Why Reviews Matter

Most people don't write reviews, and I can understand why. If a book, film or anything else already has a ton of reviews and you agree with the average rating it can seem pretty pointless. At the same time, writing a first review (or a second/third when you disagree entirely with the first) can be a bit tricky. After all, everyone's opinion differs and it can be quite difficult to write a good review that's objective enough to be critical when necessary without going overboard.
However, I do think that from both sides of the fence writing reviews is a good thing.

From a reader's perspective

Readers, or prospective readers, are pulled towards a book by a number of things, and these vary quite a bit from one potential reader to the next. There's the cover, of course, the summary of the plot, the sample, the overall rating and the reviews themselves.

The first of these is done by an artist, who will usually be a different person to the author. The next two are done by the author, but the advantage of the average rating and reviews is that they're written by people with no vested interest in the book. They also take less time to read than the 15,000 word (or however long it is) free sample.

So, they're more impartial and can be digested in a minute or so. This makes it easier to assess whether or not a book's worth a shot before downloading the sample (or buying it outright) and spending several hours on it.

For the individual writing a review, it can also be interesting to see whether or not one agrees or disagrees with reviews that have gone before. Was the comedy laid on too thick or was it hilarious? Was the whip-wielding dominatrix a bit of a cliché or rather thrilling? And it's fine to disagree. Books are incredibly subjective, and whilst disagreeing with someone does not make them wrong neither does it make one's own opinion invalid or dilute the value of it.
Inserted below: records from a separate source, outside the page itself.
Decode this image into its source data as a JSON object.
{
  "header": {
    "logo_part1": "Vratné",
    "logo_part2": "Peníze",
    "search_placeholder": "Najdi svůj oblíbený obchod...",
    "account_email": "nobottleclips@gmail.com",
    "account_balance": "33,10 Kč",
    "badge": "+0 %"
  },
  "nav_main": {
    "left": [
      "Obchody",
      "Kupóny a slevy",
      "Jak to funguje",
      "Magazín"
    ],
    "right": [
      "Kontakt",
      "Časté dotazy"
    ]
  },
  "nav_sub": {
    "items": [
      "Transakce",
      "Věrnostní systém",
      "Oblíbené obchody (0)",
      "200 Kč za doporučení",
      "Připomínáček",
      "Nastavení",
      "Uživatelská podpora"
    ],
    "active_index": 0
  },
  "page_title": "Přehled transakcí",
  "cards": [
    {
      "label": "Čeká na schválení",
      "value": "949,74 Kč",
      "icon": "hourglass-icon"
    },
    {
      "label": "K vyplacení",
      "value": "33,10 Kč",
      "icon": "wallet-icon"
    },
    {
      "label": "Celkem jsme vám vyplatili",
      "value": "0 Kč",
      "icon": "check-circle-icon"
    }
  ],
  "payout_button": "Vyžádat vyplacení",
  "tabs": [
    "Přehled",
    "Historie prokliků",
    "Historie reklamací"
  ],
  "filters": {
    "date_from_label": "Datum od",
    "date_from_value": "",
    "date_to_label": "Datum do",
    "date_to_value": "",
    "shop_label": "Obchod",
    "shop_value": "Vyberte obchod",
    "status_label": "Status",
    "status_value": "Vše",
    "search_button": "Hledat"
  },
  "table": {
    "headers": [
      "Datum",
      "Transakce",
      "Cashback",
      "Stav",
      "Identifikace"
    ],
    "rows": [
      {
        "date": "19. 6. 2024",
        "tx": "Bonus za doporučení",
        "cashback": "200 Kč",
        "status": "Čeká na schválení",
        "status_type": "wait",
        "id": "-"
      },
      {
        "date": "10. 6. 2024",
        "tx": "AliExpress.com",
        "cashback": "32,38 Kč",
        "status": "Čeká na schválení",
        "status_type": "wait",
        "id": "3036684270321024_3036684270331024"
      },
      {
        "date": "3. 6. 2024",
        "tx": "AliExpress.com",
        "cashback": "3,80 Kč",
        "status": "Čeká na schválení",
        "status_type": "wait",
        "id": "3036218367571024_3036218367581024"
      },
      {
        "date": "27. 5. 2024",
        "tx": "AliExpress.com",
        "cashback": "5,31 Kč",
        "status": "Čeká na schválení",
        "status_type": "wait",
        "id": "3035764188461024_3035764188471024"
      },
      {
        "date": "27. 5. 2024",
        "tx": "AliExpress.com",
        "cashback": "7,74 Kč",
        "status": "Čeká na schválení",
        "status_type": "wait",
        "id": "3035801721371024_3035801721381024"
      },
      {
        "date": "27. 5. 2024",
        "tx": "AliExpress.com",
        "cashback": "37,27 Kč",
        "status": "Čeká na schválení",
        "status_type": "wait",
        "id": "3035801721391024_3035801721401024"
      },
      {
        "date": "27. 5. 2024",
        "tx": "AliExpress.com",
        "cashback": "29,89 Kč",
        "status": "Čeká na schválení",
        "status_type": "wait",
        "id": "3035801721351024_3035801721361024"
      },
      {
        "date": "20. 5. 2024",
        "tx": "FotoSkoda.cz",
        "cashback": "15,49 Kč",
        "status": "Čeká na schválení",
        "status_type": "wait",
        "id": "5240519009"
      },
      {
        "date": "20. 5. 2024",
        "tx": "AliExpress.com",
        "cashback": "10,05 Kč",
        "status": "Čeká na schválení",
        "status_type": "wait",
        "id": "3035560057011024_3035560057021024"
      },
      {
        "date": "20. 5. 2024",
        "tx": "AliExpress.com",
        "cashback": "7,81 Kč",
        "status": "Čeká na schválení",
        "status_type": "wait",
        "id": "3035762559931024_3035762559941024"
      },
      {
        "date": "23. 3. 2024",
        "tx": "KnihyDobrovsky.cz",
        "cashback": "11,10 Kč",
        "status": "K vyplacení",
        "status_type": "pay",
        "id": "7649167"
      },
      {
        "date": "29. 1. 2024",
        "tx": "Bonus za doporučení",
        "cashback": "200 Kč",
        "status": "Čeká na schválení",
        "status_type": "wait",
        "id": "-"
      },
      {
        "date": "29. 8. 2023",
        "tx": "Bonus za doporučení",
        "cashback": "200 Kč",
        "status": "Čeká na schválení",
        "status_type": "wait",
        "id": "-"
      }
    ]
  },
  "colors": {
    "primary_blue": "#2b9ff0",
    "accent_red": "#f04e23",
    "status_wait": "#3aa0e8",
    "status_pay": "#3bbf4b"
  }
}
Writing a first review means you start with a blank canvas, but that's perhaps the best place to start. Review number 137 won't affect the rating much, and if a book has that many reviews already it's almost certainly sold a ton and one more review will neither help nor hinder it. But review number 1 can help. Or not, if the book is woeful and the reason nobody's reviewed it yet is because they're embarrassed about how awful it is.
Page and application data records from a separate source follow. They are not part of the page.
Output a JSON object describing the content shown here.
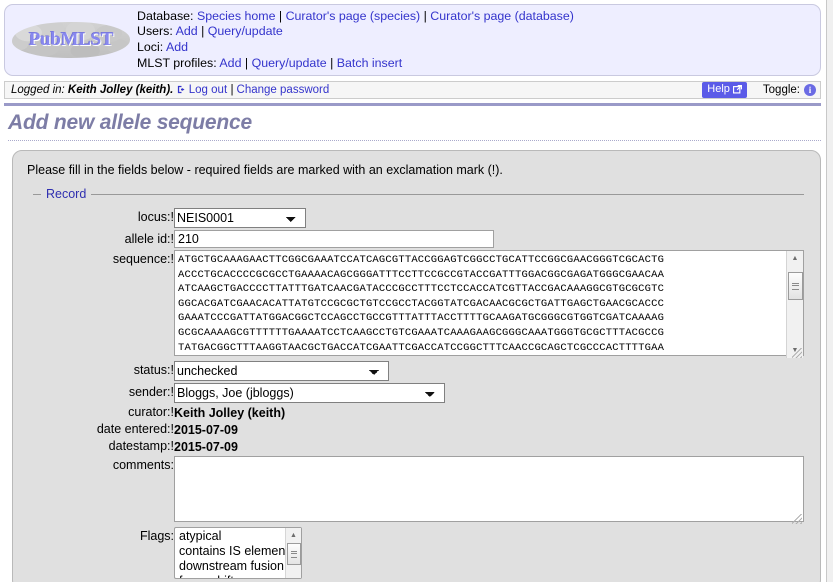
{
  "header": {
    "logo_text": "PubMLST",
    "nav": [
      {
        "label": "Database:",
        "links": [
          "Species home",
          "Curator's page (species)",
          "Curator's page (database)"
        ]
      },
      {
        "label": "Users:",
        "links": [
          "Add",
          "Query/update"
        ]
      },
      {
        "label": "Loci:",
        "links": [
          "Add"
        ]
      },
      {
        "label": "MLST profiles:",
        "links": [
          "Add",
          "Query/update",
          "Batch insert"
        ]
      }
    ]
  },
  "login_bar": {
    "prefix": "Logged in:",
    "user": "Keith Jolley (keith).",
    "logout": "Log out",
    "separator": "|",
    "change_password": "Change password",
    "help_label": "Help",
    "help_icon": "external-link-icon",
    "toggle_label": "Toggle:",
    "toggle_icon": "info-icon",
    "help_button_color": "#5b5be8"
  },
  "page": {
    "title": "Add new allele sequence",
    "title_color": "#7d7da6",
    "intro": "Please fill in the fields below - required fields are marked with an exclamation mark (!)."
  },
  "record": {
    "legend": "Record",
    "legend_color": "#2f2fb0",
    "fields": {
      "locus": {
        "label": "locus:!",
        "value": "NEIS0001",
        "options": [
          "NEIS0001"
        ]
      },
      "allele_id": {
        "label": "allele id:!",
        "value": "210",
        "placeholder": ""
      },
      "sequence": {
        "label": "sequence:!",
        "value": "ATGCTGCAAAGAACTTCGGCGAAATCCATCAGCGTTACCGGAGTCGGCCTGCATTCCGGCGAACGGGTCGCACTG\nACCCTGCACCCCGCGCCTGAAAACAGCGGGATTTCCTTCCGCCGTACCGATTTGGACGGCGAGATGGGCGAACAA\nATCAAGCTGACCCCTTATTTGATCAACGATACCCGCCTTTCCTCCACCATCGTTACCGACAAAGGCGTGCGCGTC\nGGCACGATCGAACACATTATGTCCGCGCTGTCCGCCTACGGTATCGACAACGCGCTGATTGAGCTGAACGCACCC\nGAAATCCCGATTATGGACGGCTCCAGCCTGCCGTTTATTTACCTTTTGCAAGATGCGGGCGTGGTCGATCAAAAG\nGCGCAAAAGCGTTTTTTGAAAATCCTCAAGCCTGTCGAAATCAAAGAAGCGGGCAAATGGGTGCGCTTTACGCCG\nTATGACGGCTTTAAGGTAACGCTGACCATCGAATTCGACCATCCGGCTTTCAACCGCAGCTCGCCCACTTTTGAA",
        "scrollbar": "vertical-scrollbar"
      },
      "status": {
        "label": "status:!",
        "value": "unchecked",
        "options": [
          "unchecked"
        ]
      },
      "sender": {
        "label": "sender:!",
        "value": "Bloggs, Joe (jbloggs)",
        "options": [
          "Bloggs, Joe (jbloggs)"
        ]
      },
      "curator": {
        "label": "curator:!",
        "value": "Keith Jolley (keith)"
      },
      "date_entered": {
        "label": "date entered:!",
        "value": "2015-07-09"
      },
      "datestamp": {
        "label": "datestamp:!",
        "value": "2015-07-09"
      },
      "comments": {
        "label": "comments:",
        "value": "",
        "placeholder": ""
      },
      "flags": {
        "label": "Flags:",
        "options": [
          "atypical",
          "contains IS element",
          "downstream fusion",
          "frameshift"
        ]
      }
    }
  }
}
From a writer's perspective

Writing is, by its very nature, a solitary pursuit. With the probable exception of the cover you don't need anyone else to be involved. Agents, publishers, editors are now optional extras, and even if you've gone down the traditional route then 99% of your time is still spent solo. The characters, plot, pacing, humour, grittiness, death count, word count and speed of progress are all down to you.

Lots of writers employ beta readers (objective people they know who can tell them X is good and Y is so appalling the author should be beaten to death with their own shoes), but this occurs during the process. Reading reviews written by others means that the author can enjoy the glowing praise of this and that, and also learn from the criticism of bits and pieces that don't quite work. As with so many things in life, praise is more delightful to receive, but criticisms often lead to the biggest improvements.

In short, reviews are useful for both potential readers and for authors, and it's a good thing to both write and read them. So, if you've read a cracking book that has no review to its name or a dire creation that should be sealed in a filing cabinet in a disused toilet with a 'Beware of the leopard' sign on the door, why not write a review?



  1. Your website is my favorite place on the internet right now. I like reading Roman history, and your reviews match my experience so far. Thanks.